Pablo Garabitos can be an unassuming presence on the mound in the eyes of opposition. He’s only about 6 feet tall and maybe 160 pounds — a wiry mess of limbs whose left hand produces a fastball topping out around 85 mph.
What his left hand can always do, though, is fire that fastball with precision, and mix in two other pitches he fires wherever his catcher tells him. He won’t find many challenges during this junior season much more difficult than the lineup for Lynn Haven Mosley, ranked No. 8 in all of Florida by ThePrepZone.com.
Even a gem from Garabitos wasn’t enough for Lakewood Ranch to overcome Mosley in Sarasota. The Mustangs fell 2-1, but only after Garabitos and Lakewood Ranch surprised a state runner-up from each of the past two seasons.
“He threw three pitches well on us,” said Dolphins head coach Jon Hudson, his voice laced with just a tinge of surprise. “He was hard to hit. We had some opportunities, but he seemed like he made some good pitches.”
For at Sarasota High School’s Ronald K. Drews Field on Monday, Garabitos was hampered by only one mistake at the very start the game. The normally precise command of his fastball needed a batter to lock in and RJ Yeager, the first opponent Garabitos faced, launched a double deep to the left-field fence. Three batters later, the shortstop darted home from second on a groundout by Michael Cullen for a run, which nearly enough beat the Mustangs (5-4) itself.
Because for six innings Lakewood Ranch was just as stumped by Mosley pitcher Nicky Agosto as the Dolphins (10-0) were by Garabitos. Mosley managed five hits against Garabitos; the Mustangs had four against Agosto. Garabitos whiffed eight batters; Agosto fanned four.
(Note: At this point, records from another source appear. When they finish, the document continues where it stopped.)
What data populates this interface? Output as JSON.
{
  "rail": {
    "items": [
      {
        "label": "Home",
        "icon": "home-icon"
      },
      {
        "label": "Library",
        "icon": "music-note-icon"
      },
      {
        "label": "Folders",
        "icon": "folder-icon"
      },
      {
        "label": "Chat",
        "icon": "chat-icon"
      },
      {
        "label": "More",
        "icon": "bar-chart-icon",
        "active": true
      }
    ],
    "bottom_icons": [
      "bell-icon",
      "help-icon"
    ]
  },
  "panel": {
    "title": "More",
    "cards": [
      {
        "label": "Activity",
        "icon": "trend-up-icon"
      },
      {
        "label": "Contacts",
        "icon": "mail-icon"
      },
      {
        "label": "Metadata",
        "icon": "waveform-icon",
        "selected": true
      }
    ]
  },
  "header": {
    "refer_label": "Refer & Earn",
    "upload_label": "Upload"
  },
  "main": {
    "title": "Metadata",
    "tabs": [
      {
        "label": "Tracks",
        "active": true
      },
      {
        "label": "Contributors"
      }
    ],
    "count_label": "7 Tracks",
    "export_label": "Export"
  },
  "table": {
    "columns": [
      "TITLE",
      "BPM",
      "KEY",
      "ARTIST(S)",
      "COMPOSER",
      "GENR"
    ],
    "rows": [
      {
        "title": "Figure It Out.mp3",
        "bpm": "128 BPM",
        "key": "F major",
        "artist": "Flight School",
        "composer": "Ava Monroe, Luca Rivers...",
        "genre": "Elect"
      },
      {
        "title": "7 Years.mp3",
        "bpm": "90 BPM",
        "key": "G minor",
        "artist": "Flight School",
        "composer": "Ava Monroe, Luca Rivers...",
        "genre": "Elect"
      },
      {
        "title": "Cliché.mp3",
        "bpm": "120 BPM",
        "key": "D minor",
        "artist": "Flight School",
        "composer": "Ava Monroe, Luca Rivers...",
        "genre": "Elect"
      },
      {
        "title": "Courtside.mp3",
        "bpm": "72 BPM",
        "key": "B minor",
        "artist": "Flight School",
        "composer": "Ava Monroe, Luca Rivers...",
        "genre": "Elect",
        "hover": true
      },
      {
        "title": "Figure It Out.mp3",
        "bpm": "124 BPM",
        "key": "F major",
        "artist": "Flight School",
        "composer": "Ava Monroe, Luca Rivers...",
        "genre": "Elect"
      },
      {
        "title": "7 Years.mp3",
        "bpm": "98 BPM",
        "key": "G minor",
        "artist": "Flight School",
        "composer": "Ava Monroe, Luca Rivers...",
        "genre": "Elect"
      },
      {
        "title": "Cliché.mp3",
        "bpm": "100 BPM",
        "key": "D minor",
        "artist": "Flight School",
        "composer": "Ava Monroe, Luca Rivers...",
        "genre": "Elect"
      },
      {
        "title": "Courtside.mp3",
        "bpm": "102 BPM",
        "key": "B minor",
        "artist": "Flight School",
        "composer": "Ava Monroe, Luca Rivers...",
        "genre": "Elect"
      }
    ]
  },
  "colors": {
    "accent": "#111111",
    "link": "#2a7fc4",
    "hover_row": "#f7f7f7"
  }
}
Strikeouts for Pablo Garabitos against Lynn Haven Mosley in the first round of the Sarasota Baseball Classic.
Nearly six long innings after the Dolphins got on the board with their first-frame score against Lakewood Ranch, Garabitos finally returned the favor. The junior, who has verbally committed to South Florida, bounced a single into right field with one out to drive Gray Ellis home after the outfielder led off the bottom of the sixth inning with a walk.
Almost single-handedly, Garabitos forced the game to come down to the final inning.
“He was locating pitches. He was able to keep the hitters off balance and that’s huge. When you’re throwing strikes you’re able to keep the hitters off balance,” head coach Ryan Kennedy said. “He’s able to locate, and he just has this presence on the mound that he wants the baseball and he just throws it.”
Ultimately, a messy top of the seventh inning — complete with an error, a hit batter and a bunt single — saddled Brock Sisson with the loss for the Mustangs after only 1/3 inning of work. Lakewood Ranch, after being stymied by Agosto for six innings, went down in order against Cullen in the bottom of the seventh.
He just has this presence on the mound that he wants the baseball and he just throws it.
Ryan Kennedy, Lakewood Ranch head coach on Pablo Garabitos
While Garabitos shut down an offense which entered the game averaging more than eight runs a game, the Mustangs’ offense instead provided a reminder of why their season has been up-and-down so far. Agosto struck out three of Lakewood Ranch’s first five batters without letting one reach. No Mustang reached scoring position until the sixth inning, when Garabitos finally put Lakewood Ranch on the board against the Florida A&M-bound senior.
“He’s a guy who can handle the bat,” Kennedy said. “Giving him an opportunity to swing the bat in that situation with the wind blowing out to right field, who knows?”
A first-round loss in the Sarasota Classic still doesn’t mean an easy week ahead. The Mustangs will play three more games during the next three days, first against either Sarasota Riverview or Cantonment Tate on Tuesday.
For the next three days, Lakewood Ranch will have to dig deeper into its rotation and deliver more at the plate. Either way, the Mustangs will learn more about where they stand after advancing deeper into the postseason than any other Manatee County program in 2016.
“Hopefully we can carry this over to the next,” Kennedy said. “I don’t like to lose, but it is something we can build on and, hey, we can hang with state championship-caliber teams.”